— Instructions for the task —
Please return the entries, omitting and altering nothing.

— Extracted entries —
====
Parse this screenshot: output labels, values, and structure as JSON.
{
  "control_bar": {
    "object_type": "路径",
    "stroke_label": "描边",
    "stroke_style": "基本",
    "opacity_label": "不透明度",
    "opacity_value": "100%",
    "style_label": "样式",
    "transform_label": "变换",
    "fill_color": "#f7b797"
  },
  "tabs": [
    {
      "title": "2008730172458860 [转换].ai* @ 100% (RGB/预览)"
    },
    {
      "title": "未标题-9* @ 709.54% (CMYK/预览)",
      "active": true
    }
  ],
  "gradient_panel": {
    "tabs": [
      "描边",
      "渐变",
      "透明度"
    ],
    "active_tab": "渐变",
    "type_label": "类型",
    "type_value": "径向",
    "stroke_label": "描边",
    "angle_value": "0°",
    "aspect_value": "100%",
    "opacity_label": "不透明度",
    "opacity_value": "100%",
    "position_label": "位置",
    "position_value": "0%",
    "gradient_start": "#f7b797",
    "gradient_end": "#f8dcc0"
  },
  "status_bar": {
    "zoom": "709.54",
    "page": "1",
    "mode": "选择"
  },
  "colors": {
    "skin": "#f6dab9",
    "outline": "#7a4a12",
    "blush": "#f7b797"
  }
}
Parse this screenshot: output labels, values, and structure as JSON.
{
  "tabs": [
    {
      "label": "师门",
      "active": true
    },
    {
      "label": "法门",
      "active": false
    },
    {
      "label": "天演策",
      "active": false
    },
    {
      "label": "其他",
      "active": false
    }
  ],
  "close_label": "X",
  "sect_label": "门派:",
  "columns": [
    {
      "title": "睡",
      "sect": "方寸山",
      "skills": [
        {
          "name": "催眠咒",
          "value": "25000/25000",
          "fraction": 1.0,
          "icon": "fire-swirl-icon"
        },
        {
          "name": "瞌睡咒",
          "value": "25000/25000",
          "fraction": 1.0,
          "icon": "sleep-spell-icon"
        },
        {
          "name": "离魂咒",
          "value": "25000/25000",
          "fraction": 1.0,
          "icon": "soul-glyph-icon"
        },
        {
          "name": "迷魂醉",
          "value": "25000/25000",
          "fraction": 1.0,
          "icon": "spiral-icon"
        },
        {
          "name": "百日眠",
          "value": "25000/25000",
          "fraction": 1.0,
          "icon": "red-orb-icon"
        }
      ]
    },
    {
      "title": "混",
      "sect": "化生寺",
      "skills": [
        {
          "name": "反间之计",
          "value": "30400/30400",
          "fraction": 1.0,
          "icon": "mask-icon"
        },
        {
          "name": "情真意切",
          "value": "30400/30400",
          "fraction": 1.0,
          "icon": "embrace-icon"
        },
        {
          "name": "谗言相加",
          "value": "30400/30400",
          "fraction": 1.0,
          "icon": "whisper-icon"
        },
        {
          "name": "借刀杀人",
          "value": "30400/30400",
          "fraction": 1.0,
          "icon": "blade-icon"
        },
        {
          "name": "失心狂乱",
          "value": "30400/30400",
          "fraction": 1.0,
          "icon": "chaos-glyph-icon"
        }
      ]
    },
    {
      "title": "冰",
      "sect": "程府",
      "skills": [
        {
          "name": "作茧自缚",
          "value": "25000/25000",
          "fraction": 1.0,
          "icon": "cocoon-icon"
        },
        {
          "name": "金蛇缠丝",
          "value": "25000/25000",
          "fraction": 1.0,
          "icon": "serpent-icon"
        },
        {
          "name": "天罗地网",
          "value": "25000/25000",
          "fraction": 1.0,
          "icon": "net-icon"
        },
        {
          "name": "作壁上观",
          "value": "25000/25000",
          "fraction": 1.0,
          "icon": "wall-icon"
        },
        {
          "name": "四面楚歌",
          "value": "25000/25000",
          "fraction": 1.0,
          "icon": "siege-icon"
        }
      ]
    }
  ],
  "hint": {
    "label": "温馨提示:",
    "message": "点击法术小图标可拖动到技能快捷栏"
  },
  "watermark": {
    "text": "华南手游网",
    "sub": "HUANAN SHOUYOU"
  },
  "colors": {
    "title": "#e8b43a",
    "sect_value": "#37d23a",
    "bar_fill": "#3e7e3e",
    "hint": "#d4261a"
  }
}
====
— Final answer —
Parse this screenshot: output labels, values, and structure as JSON.
{
  "control_bar": {
    "object_type": "路径",
    "stroke_label": "描边",
    "stroke_style": "基本",
    "opacity_label": "不透明度",
    "opacity_value": "100%",
    "style_label": "样式",
    "transform_label": "变换",
    "fill_color": "#f7b797"
  },
  "tabs": [
    {
      "title": "2008730172458860 [转换].ai* @ 100% (RGB/预览)"
    },
    {
      "title": "未标题-9* @ 709.54% (CMYK/预览)",
      "active": true
    }
  ],
  "gradient_panel": {
    "tabs": [
      "描边",
      "渐变",
      "透明度"
    ],
    "active_tab": "渐变",
    "type_label": "类型",
    "type_value": "径向",
    "stroke_label": "描边",
    "angle_value": "0°",
    "aspect_value": "100%",
    "opacity_label": "不透明度",
    "opacity_value": "100%",
    "position_label": "位置",
    "position_value": "0%",
    "gradient_start": "#f7b797",
    "gradient_end": "#f8dcc0"
  },
  "status_bar": {
    "zoom": "709.54",
    "page": "1",
    "mode": "选择"
  },
  "colors": {
    "skin": "#f6dab9",
    "outline": "#7a4a12",
    "blush": "#f7b797"
  }
}
Parse this screenshot: output labels, values, and structure as JSON.
{
  "tabs": [
    {
      "label": "师门",
      "active": true
    },
    {
      "label": "法门",
      "active": false
    },
    {
      "label": "天演策",
      "active": false
    },
    {
      "label": "其他",
      "active": false
    }
  ],
  "close_label": "X",
  "sect_label": "门派:",
  "columns": [
    {
      "title": "睡",
      "sect": "方寸山",
      "skills": [
        {
          "name": "催眠咒",
          "value": "25000/25000",
          "fraction": 1.0,
          "icon": "fire-swirl-icon"
        },
        {
          "name": "瞌睡咒",
          "value": "25000/25000",
          "fraction": 1.0,
          "icon": "sleep-spell-icon"
        },
        {
          "name": "离魂咒",
          "value": "25000/25000",
          "fraction": 1.0,
          "icon": "soul-glyph-icon"
        },
        {
          "name": "迷魂醉",
          "value": "25000/25000",
          "fraction": 1.0,
          "icon": "spiral-icon"
        },
        {
          "name": "百日眠",
          "value": "25000/25000",
          "fraction": 1.0,
          "icon": "red-orb-icon"
        }
      ]
    },
    {
      "title": "混",
      "sect": "化生寺",
      "skills": [
        {
          "name": "反间之计",
          "value": "30400/30400",
          "fraction": 1.0,
          "icon": "mask-icon"
        },
        {
          "name": "情真意切",
          "value": "30400/30400",
          "fraction": 1.0,
          "icon": "embrace-icon"
        },
        {
          "name": "谗言相加",
          "value": "30400/30400",
          "fraction": 1.0,
          "icon": "whisper-icon"
        },
        {
          "name": "借刀杀人",
          "value": "30400/30400",
          "fraction": 1.0,
          "icon": "blade-icon"
        },
        {
          "name": "失心狂乱",
          "value": "30400/30400",
          "fraction": 1.0,
          "icon": "chaos-glyph-icon"
        }
      ]
    },
    {
      "title": "冰",
      "sect": "程府",
      "skills": [
        {
          "name": "作茧自缚",
          "value": "25000/25000",
          "fraction": 1.0,
          "icon": "cocoon-icon"
        },
        {
          "name": "金蛇缠丝",
          "value": "25000/25000",
          "fraction": 1.0,
          "icon": "serpent-icon"
        },
        {
          "name": "天罗地网",
          "value": "25000/25000",
          "fraction": 1.0,
          "icon": "net-icon"
        },
        {
          "name": "作壁上观",
          "value": "25000/25000",
          "fraction": 1.0,
          "icon": "wall-icon"
        },
        {
          "name": "四面楚歌",
          "value": "25000/25000",
          "fraction": 1.0,
          "icon": "siege-icon"
        }
      ]
    }
  ],
  "hint": {
    "label": "温馨提示:",
    "message": "点击法术小图标可拖动到技能快捷栏"
  },
  "watermark": {
    "text": "华南手游网",
    "sub": "HUANAN SHOUYOU"
  },
  "colors": {
    "title": "#e8b43a",
    "sect_value": "#37d23a",
    "bar_fill": "#3e7e3e",
    "hint": "#d4261a"
  }
}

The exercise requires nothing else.